# The Pseudo-Hyperbolic Metric and Lindelöf's Inequality (cont.)

Last time, we proved that the pseudo-hyperbolic metric on the unit disc $\Delta\subset \mathbb{C}$ given by $$d(z,a)=|\varphi_a(z)|=\bigg|\frac{z-a}{1-\bar a z}\bigg|$$ is indeed a metric. As an application, our next goal is to verify the following inequality due to Lindelöf.

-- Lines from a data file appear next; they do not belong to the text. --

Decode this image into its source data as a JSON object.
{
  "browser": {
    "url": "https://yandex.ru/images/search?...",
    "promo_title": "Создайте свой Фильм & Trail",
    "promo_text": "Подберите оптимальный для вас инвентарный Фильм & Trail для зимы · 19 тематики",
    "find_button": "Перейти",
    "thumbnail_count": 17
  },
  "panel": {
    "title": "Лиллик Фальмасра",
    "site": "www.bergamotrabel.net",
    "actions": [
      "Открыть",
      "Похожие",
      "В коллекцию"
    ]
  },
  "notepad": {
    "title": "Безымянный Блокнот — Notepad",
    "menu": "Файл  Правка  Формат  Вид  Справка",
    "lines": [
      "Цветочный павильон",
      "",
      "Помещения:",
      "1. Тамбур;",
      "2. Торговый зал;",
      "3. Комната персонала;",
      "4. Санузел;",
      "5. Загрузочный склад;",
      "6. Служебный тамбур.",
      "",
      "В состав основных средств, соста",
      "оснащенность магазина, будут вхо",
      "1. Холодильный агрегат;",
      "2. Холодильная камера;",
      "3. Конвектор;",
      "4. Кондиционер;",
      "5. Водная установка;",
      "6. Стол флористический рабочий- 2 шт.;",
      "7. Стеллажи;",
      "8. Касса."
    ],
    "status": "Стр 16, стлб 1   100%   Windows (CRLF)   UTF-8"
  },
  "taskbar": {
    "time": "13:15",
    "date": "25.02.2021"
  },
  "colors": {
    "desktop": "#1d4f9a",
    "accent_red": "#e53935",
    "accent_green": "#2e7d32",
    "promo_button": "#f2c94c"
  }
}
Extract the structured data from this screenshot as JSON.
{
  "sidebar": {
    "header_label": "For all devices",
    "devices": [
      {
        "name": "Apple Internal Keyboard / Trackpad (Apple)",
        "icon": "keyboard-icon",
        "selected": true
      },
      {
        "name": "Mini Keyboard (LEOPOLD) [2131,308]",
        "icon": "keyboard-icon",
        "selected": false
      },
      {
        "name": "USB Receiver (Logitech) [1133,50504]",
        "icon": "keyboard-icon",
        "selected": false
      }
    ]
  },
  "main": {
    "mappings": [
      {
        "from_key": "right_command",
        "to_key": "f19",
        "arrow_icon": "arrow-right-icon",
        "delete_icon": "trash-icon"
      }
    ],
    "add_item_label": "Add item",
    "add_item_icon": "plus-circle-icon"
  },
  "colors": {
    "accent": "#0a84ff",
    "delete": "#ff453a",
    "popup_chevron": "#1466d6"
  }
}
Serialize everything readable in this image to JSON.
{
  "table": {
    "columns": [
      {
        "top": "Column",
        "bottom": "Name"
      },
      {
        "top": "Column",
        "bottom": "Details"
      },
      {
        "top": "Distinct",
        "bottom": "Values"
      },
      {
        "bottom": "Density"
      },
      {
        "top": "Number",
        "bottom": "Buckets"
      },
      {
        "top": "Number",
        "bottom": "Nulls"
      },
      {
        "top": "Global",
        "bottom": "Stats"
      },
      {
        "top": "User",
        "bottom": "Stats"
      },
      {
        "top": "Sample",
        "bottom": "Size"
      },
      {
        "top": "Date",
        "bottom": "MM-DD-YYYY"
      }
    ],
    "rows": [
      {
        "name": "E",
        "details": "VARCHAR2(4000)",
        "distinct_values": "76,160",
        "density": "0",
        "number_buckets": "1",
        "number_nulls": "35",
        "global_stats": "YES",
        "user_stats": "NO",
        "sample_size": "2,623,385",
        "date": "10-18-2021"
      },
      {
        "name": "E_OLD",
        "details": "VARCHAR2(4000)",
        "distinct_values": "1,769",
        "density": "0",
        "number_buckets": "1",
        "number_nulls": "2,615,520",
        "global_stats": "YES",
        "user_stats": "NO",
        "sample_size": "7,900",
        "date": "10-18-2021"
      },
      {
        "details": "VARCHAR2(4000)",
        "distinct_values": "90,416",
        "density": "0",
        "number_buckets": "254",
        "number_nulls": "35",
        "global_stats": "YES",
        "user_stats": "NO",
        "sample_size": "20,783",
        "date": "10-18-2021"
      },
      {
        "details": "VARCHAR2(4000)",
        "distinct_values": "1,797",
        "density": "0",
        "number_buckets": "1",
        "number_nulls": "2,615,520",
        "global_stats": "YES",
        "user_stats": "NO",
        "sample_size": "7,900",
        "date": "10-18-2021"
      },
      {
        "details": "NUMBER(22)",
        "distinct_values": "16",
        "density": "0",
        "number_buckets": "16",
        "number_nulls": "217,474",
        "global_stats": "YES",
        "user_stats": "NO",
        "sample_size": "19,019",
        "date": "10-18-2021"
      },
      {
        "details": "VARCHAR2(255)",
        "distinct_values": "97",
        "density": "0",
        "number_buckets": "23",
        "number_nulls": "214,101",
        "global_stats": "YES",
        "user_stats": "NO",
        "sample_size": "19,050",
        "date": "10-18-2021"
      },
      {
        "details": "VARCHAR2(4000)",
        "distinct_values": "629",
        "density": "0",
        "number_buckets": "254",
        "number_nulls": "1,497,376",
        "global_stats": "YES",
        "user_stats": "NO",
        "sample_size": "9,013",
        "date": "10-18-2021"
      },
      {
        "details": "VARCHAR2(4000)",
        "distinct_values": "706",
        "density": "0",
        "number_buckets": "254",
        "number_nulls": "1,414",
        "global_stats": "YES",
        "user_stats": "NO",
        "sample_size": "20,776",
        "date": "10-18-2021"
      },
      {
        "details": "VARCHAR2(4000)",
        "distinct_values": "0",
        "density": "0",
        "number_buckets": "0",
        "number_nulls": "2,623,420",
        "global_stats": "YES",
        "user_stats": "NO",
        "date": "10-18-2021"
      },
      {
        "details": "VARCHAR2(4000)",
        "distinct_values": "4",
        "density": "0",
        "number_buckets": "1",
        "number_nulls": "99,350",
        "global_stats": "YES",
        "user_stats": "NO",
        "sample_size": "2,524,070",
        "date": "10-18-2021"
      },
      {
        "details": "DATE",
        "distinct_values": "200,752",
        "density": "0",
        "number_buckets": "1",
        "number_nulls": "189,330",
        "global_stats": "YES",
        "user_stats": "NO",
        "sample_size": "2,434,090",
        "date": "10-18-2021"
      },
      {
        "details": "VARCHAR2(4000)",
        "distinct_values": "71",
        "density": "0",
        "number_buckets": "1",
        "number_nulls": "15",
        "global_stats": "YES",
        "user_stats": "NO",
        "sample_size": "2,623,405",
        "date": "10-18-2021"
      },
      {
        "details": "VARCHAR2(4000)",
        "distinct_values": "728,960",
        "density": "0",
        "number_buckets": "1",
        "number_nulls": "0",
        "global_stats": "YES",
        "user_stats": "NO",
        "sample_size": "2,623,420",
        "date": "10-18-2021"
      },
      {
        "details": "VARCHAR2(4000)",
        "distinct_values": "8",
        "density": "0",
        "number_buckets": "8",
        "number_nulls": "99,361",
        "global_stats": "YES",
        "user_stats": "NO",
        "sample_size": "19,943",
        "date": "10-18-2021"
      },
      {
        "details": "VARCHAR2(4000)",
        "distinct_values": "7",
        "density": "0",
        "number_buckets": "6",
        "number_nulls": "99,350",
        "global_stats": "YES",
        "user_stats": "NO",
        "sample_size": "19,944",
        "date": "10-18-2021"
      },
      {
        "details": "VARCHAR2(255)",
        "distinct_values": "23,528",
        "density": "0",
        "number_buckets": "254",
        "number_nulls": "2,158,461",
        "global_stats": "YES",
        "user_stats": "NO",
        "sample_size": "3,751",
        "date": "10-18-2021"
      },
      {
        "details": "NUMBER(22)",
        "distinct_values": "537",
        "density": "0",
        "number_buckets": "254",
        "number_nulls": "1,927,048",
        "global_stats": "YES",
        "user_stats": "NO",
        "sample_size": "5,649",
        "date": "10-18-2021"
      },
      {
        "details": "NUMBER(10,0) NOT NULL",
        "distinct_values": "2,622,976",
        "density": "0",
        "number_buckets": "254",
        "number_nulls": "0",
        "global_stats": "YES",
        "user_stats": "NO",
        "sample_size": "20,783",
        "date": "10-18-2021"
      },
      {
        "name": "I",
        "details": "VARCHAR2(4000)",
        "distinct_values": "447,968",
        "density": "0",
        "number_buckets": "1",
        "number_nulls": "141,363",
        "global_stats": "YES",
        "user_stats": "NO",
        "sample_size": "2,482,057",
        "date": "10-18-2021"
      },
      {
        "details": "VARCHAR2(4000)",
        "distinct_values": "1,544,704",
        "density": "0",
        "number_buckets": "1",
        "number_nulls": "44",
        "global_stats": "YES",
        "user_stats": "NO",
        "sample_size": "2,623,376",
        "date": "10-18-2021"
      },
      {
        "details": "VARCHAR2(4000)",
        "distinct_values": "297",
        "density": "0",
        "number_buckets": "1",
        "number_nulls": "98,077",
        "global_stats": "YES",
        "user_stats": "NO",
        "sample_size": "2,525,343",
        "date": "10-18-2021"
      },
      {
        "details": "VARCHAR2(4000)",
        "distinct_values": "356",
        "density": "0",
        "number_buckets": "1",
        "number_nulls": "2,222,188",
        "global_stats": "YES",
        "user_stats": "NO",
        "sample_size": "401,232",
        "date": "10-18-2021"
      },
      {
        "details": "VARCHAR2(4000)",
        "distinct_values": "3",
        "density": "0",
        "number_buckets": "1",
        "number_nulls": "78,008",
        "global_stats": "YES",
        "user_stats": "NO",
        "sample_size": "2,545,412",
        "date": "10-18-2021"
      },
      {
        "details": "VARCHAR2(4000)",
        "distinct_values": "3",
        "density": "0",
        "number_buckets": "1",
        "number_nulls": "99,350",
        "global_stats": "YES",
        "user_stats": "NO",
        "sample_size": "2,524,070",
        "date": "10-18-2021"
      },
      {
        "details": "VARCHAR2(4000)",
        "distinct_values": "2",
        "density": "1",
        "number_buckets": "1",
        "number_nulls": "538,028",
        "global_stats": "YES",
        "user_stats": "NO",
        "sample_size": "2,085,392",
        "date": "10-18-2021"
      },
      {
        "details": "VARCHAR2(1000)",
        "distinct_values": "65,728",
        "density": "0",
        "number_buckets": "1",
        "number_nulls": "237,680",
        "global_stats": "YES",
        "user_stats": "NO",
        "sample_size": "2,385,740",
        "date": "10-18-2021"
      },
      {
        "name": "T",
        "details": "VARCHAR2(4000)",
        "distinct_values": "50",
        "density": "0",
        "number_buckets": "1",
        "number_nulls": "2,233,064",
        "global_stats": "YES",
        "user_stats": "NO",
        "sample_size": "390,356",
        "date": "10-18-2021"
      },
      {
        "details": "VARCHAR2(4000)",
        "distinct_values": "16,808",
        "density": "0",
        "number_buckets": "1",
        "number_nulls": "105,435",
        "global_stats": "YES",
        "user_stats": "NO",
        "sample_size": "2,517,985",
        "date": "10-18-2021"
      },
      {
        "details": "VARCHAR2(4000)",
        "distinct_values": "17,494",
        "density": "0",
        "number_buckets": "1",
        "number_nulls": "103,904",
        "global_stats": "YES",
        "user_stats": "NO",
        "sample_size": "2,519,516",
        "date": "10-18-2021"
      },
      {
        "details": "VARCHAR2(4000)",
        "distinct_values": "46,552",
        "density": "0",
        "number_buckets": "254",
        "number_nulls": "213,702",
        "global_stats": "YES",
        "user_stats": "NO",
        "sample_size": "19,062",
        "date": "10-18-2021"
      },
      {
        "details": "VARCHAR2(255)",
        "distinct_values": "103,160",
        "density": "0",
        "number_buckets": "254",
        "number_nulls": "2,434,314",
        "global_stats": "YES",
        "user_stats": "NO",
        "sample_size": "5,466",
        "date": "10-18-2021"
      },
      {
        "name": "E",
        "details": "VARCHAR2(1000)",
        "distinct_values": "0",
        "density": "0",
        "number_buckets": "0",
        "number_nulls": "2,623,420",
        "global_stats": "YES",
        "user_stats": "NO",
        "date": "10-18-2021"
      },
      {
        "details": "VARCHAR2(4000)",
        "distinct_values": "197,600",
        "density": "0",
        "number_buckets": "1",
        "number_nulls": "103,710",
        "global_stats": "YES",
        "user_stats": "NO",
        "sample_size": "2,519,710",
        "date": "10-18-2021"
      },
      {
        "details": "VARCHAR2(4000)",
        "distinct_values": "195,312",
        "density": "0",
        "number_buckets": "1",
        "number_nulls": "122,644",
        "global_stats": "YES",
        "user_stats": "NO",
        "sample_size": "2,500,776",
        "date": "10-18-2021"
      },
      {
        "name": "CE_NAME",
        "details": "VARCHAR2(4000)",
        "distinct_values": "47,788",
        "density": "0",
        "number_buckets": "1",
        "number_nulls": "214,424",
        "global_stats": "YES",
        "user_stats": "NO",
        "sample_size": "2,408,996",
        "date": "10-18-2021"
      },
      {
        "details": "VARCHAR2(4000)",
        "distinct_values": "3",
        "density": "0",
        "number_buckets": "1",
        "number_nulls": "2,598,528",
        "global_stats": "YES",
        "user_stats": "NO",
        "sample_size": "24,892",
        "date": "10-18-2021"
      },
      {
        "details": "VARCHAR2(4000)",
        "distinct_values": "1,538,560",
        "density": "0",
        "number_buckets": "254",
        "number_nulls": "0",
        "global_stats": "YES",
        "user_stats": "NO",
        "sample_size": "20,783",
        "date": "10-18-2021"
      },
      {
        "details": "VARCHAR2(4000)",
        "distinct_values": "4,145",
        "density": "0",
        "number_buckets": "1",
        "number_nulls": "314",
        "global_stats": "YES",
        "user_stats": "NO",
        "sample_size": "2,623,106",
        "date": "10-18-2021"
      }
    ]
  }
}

**Theorem (Lindelöf's Inequality).** Every holomorphic function $f:\Delta\to\Delta$ satisfies
$$\frac{|f(0)|-|z|}{1-|f(0)||z|}\leq |f(z)|\leq \frac{|f(0)|+|z|}{1+|f(0)||z|}\quad\text{for all $z\in\Delta$}.$$

Notice that if $f(0)=0$, then the above reduces to the same bound on $|f(z)|$ that we get from the Schwarz Lemma. So in effect, Lindelöf's inequality says, "If you don't know that $f(0)=0$, here's what you *do* know." (Fun fact: In 1938, Lars Ahlfors proved* that the Schwarz Lemma is actually a statement about curvature of Riemannian metrics! For more on this, see, for instance, ch. 2 of Krantz's *Geometric Function Theory*.)
Now to prove the theorem, we first need to derive a useful inequality concerning the metric $d$.

**Claim.** *For all $z,a\in \Delta$, the metric $d$ satisfies*
$$d(|z|,|a|)\leq d(z,a)\leq d(|z|,-|a|).$$

*Proof.* We need only prove the first inequality since the second was verified during the proof of the proposition in our previous post. To this end, note that
$$d(|z|,|a|)=\bigg| \frac{|z|-|a|}{1-|z||a|} \bigg| = \frac{| |z|-|a| |}{1-|z||a|} $$

and so \begin{align}\label{there} 1-d(|z|,|a|)^2 &= \frac{(1-|z|^2)(1-|a|^2)}{(1-|z||a|)^2}. \end{align} But the above is less than or equal to $1-d(z,a)^2$. Indeed, consider the following: $$1-d(z,a)^2=\frac{(1-|z|^2)(1-|a|^2)}{|1-\bar a z|^2} \leq \frac{(1-|z|^2)(1-|a|^2)}{(1-|z||a|)^2}=1-d(|z|,|a|)^2 .$$ The leftmost equality was derived in the proof of the proposition, and the inequality follows since $|1-\bar a z|\geq ||1| - |a\bar z||= |1- |a| |z||$. Of course the rightmost equality is (\ref{there}). From this we conclude $d(|z|,|a|)\leq d(z,a)$ as desired.

We are now ready to derive Lindelöf's inequality and do so by verifying the rightmost inequality first. Again let $z\in\Delta$. By our claim above we know that $$d(|f(z)|,|f(0)|)\; \leq \;d(f(z),f(0))\; \leq \; d(|z|,0)$$ which by definition of $d$ implies \begin{align}\label{blue} \bigg| \frac{|f(z)|-|f(0)|}{1-|f(z)||f(0)|} \bigg| \leq |z| \end{align} and so $||f(z)|-|f(0)||\leq |z|(1-|f(z)||f(0)|)$. Thus \begin{align*} |f(z)|&\leq ||f(z)|-|f(0|| + |f(0)| \\ &\leq |z| (1-|f(z)||f(0)|) + |f(0)|. \end{align*} Rearranging terms we find that $|f(z)|( 1 + |z||f(0)|)\leq |f(0)| + |z|$ and so $$|f(z)|\leq \frac{|f(0)|+|z|}{1+|f(0)||z|}$$ as desired. For the lower bound on $|f(z)|$ observe that (\ref{blue}) implies \begin{align*} |f(0)|&\leq ||f(0)|-|f(z)||+|f(z)|\\ &\leq |z|(1-|f(z)||f(0)|)+|f(z)| \end{align*} and hence, again with some rearranging, $|f(0)|+|z||f(z)||f(0)|\leq|f(z)|+|z|$ and thus $$\frac{|f(0)|-|z|}{1-|f(0)||z|}\leq |f(z)|.$$

QED!

*L. Ahlfors, An extension of Schwarz’s lemma, *Trans. Amer. Math.* *Soc.* 43 (1938), 359–364.